# [WHAT YOU ARE ASKED TO DO]
Scan the entries below for the string "screenshot" and copy every line where it turns up.

# [DATA FOR PROCESSING]
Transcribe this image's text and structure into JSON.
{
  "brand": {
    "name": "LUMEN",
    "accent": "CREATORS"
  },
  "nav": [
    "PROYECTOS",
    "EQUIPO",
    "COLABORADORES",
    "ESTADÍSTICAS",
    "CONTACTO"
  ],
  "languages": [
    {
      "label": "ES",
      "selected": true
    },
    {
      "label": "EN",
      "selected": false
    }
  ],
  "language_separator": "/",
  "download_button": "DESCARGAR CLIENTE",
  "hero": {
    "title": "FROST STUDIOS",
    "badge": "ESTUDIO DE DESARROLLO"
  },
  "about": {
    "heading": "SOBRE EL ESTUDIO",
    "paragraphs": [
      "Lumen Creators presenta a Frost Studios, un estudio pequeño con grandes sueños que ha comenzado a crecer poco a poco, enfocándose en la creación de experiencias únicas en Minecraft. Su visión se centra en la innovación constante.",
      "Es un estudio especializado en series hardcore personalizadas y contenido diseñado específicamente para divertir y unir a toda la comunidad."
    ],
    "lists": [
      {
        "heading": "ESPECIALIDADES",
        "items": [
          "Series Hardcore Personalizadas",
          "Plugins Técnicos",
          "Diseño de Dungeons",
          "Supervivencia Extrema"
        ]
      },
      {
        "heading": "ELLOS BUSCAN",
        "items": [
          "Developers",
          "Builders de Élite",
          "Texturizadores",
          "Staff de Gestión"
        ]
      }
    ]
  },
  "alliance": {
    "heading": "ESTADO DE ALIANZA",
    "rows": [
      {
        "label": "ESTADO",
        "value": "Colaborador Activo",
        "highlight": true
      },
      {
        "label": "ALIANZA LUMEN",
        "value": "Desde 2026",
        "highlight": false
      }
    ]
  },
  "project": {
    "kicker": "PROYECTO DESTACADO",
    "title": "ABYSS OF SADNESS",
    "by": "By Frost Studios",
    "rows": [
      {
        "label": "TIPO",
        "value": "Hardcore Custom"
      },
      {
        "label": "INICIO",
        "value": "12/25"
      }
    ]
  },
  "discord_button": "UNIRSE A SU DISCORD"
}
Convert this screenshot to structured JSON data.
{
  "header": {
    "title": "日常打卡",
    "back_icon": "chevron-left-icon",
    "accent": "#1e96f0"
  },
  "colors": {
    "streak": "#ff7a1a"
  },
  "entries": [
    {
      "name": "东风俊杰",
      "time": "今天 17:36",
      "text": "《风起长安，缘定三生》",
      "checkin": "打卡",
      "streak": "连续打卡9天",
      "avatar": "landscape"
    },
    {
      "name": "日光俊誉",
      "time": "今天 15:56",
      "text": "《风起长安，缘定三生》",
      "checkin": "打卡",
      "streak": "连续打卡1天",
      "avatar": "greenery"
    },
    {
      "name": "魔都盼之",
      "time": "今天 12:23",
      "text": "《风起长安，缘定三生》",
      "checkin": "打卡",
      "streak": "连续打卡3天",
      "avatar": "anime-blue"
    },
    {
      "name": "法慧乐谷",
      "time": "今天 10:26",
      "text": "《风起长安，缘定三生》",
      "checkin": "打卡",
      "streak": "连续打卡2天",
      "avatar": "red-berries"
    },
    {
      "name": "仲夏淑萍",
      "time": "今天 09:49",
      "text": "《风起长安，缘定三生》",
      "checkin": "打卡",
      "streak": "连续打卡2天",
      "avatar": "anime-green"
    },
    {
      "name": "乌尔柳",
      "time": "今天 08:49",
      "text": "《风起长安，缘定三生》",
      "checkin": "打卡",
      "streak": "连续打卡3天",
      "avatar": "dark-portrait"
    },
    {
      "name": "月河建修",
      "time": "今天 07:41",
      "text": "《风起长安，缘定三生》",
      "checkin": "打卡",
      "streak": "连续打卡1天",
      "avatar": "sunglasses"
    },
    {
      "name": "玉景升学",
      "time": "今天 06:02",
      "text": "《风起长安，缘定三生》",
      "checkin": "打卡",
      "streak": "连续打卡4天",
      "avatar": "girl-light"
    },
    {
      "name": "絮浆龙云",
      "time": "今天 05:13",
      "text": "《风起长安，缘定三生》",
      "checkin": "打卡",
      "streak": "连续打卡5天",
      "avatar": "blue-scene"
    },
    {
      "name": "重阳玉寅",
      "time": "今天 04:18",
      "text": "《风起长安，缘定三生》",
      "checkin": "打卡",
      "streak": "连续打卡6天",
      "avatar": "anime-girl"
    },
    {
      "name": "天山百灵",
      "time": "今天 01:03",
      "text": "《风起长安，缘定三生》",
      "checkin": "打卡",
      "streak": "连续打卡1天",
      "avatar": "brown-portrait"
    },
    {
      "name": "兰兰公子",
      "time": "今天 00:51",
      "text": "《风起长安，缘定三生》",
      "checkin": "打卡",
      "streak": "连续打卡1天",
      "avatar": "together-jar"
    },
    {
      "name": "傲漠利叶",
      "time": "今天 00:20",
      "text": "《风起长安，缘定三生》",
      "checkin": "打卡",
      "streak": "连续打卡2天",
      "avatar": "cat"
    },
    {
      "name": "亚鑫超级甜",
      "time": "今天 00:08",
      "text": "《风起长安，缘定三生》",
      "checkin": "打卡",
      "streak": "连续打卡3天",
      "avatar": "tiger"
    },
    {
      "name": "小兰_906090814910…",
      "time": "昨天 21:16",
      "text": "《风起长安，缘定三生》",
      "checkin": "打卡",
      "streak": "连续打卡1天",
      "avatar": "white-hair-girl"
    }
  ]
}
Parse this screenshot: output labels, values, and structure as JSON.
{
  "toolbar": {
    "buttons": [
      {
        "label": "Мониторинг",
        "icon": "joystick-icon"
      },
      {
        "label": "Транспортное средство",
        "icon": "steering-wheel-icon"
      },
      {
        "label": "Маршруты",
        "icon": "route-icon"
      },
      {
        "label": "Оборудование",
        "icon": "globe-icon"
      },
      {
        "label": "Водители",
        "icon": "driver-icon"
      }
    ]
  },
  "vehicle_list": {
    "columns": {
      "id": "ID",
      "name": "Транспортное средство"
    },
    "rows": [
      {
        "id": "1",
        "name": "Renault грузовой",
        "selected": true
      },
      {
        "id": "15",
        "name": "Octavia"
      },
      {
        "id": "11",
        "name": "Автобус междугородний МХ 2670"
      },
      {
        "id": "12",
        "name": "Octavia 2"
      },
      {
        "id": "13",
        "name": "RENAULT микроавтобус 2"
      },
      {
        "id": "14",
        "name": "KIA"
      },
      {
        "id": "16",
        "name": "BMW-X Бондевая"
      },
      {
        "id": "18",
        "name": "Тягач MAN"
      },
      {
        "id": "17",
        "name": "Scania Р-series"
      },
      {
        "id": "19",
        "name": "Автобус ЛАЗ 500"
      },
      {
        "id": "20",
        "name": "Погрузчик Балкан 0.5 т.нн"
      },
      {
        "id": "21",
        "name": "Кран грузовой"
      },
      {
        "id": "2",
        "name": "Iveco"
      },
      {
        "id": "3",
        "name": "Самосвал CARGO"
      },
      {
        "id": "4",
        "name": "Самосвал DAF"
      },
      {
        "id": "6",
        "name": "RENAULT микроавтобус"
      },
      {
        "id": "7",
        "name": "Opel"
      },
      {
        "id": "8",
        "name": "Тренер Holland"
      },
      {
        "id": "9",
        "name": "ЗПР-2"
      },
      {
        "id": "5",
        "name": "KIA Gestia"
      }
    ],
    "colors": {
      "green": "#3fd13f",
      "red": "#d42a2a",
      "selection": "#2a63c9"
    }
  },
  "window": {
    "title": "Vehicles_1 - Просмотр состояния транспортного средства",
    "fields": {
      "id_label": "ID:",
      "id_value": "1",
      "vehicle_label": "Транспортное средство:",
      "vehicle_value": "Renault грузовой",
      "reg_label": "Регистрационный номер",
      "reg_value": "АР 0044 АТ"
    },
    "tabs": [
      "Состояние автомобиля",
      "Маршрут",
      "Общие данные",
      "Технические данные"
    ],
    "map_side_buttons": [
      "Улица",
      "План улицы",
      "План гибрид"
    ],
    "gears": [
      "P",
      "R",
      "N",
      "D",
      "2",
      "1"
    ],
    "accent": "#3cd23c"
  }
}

# [ANSWER TO THE EXERCISE]
Convert this screenshot to structured JSON data.
Parse this screenshot: output labels, values, and structure as JSON.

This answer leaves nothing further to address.